It was mid-December and our first Algarve Christmas. My thoughts turned to food for the festive season. Our tradition is to have homemade mince-pies but I hadn't seen a jar of sweet-mince anywhere. While shopping in the corner store I found the tin of custard powder I was searching for and as I picked it up, what should I find but a single dust-covered jar of Robinsons mince-meat. I was overjoyed and in that moment realised how spoilt we were in England with everything we needed in our large supermarkets. That jar symbolised it all for me and I promised myself that day never to take food for granted again. Those mince pies were the best we ever had.

Maria informed me that she really liked English Christmas cake; one with lots of marzipan (almond paste) and sugary white icing. She wanted to try making one so I offered to write down the recipe but, I'd completely forgotten that though she spoke very good English she didn't read or write it ! She had also asked for the recipe for "sage&onion stuffing" to go with her turkey.
Translating all the ingredients and cooking methods for both recipes took me over two hours as I kept having to refer to my cookbook and then to Portuguese dictionary!

The following Saturday we went for drinks at Carlos and Maria's; Maria's cousin was staying and we were having really nice time. I handed Maria the typed recipes and she sat there going through it all and showing them to her cousin. She said she understood it all and thanked me. But as she studied the recipes she suddenly burst out laughing. I looked puzzled and asked what was wrong? She pointed to the "stuffing" recipe and tapped her hair. When I looked, instead of typing cebolas (for onions) I'd put cabelos, meaning hair! But I would make many mistakes like this in the time ahead!

In hot summer days, particularly after hard days work we would treat ourselves to a take-away supper and this would always be from the "O'Casarao" restaurant near entrance to Lagoa. Hub and son usually had "chicken piri piri" but I liked fish. One night they didn't have any "cavala" (mackeral) so I asked what they had. The Portuguese lady pulled out a long tray which held numerous fish of all shapes and sizes. I didn't recognise them but she was very helpful and pointed at some plump fish steaks,
"You like this, it's Sofia, very nice and tasty !"
Well it looked nice and she was very persuasive. It was delicious, especially with the "batatas fritas", salad (which they always prepared fresh for us) along with bottles of cold Sagres beer and some pieces of "Amendoa tarte", a superb meal that was never expensive.

On telling Maria and Carlos of our meal and the new fish Id tried, they frowned, not understanding me. Maria kept saying,
"Sofia"
Then suddenly gave a wide grin,
"Ah sim. No no not Sofia Ellie, it was "Swordfish!"
I went a bit red faced, then joined in with their laughter.
Being a gardener I took packets of seeds out to Portugal and amongst them I had a few varieties of English tomatoes. I got them started and then planted them in pots on our roof terrace. I was so pleased when they grew tall and sturdy, then produced their first trusses of red fruit. I took Maria up to see them, proud of my first efforts at Portuguese gardening. She took one look, then put her hand up to stifle a giggle, then said,
" Oh nice. But they're so small!"
Of course they were. They were the small cherry-type and against the massive beefsteak size of Portuguese tomatoes they did look a bit pathetic. But I picked some, handing them to her to try. She popped them in her mouth, chewed a little, then smiled and then had to admit,
"Mmm. Very nice. Very sweet!"
Ahh. Success. I had her approval.

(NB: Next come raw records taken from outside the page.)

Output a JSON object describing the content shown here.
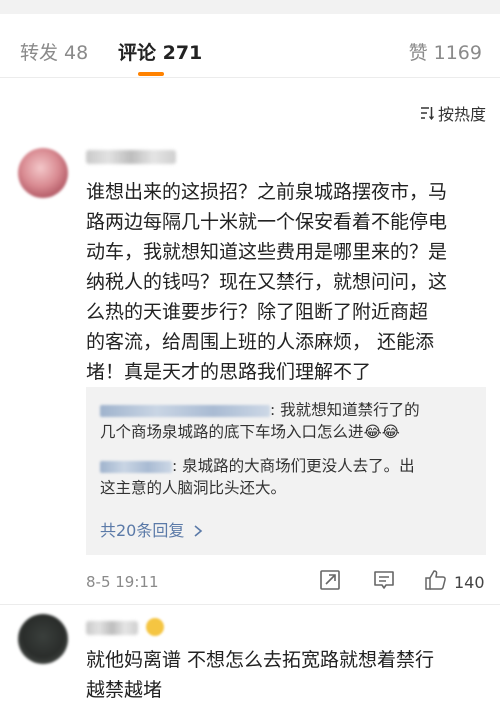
{
  "tabs": {
    "repost": "转发 48",
    "comments": "评论 271",
    "likes": "赞 1169"
  },
  "sort_label": "按热度",
  "comment1": {
    "lines": [
      "谁想出来的这损招？之前泉城路摆夜市，马",
      "路两边每隔几十米就一个保安看着不能停电",
      "动车，我就想知道这些费用是哪里来的？是",
      "纳税人的钱吗？现在又禁行，就想问问，这",
      "么热的天谁要步行？除了阻断了附近商超",
      "的客流，给周围上班的人添麻烦，  还能添",
      "堵！真是天才的思路我们理解不了"
    ],
    "replies": [
      {
        "line1": ": 我就想知道禁行了的",
        "line2": "几个商场泉城路的底下车场入口怎么进😂😂"
      },
      {
        "line1": ": 泉城路的大商场们更没人去了。出",
        "line2": "这主意的人脑洞比头还大。"
      }
    ],
    "more_replies": "共20条回复",
    "time": "8-5 19:11",
    "like_count": "140"
  },
  "comment2": {
    "lines": [
      "就他妈离谱 不想怎么去拓宽路就想着禁行",
      "越禁越堵"
    ]
  },
  "icons": {
    "sort": "sort-icon",
    "repost": "repost-icon",
    "comment": "comment-icon",
    "like": "thumbs-up-icon",
    "chevron": "chevron-right-icon"
  },
  "colors": {
    "accent": "#ff8200",
    "link": "#5b7aa8",
    "reply_bg": "#f2f2f2"
  }
}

Without really knowing it, we were educating each other not just with language but with tastes in food and our own cultures. Because of this our friendship grew ever stronger becoming as close as any "sisters" could be. Lovely, wonderful, colourful memories.

Muito obrigada Maria!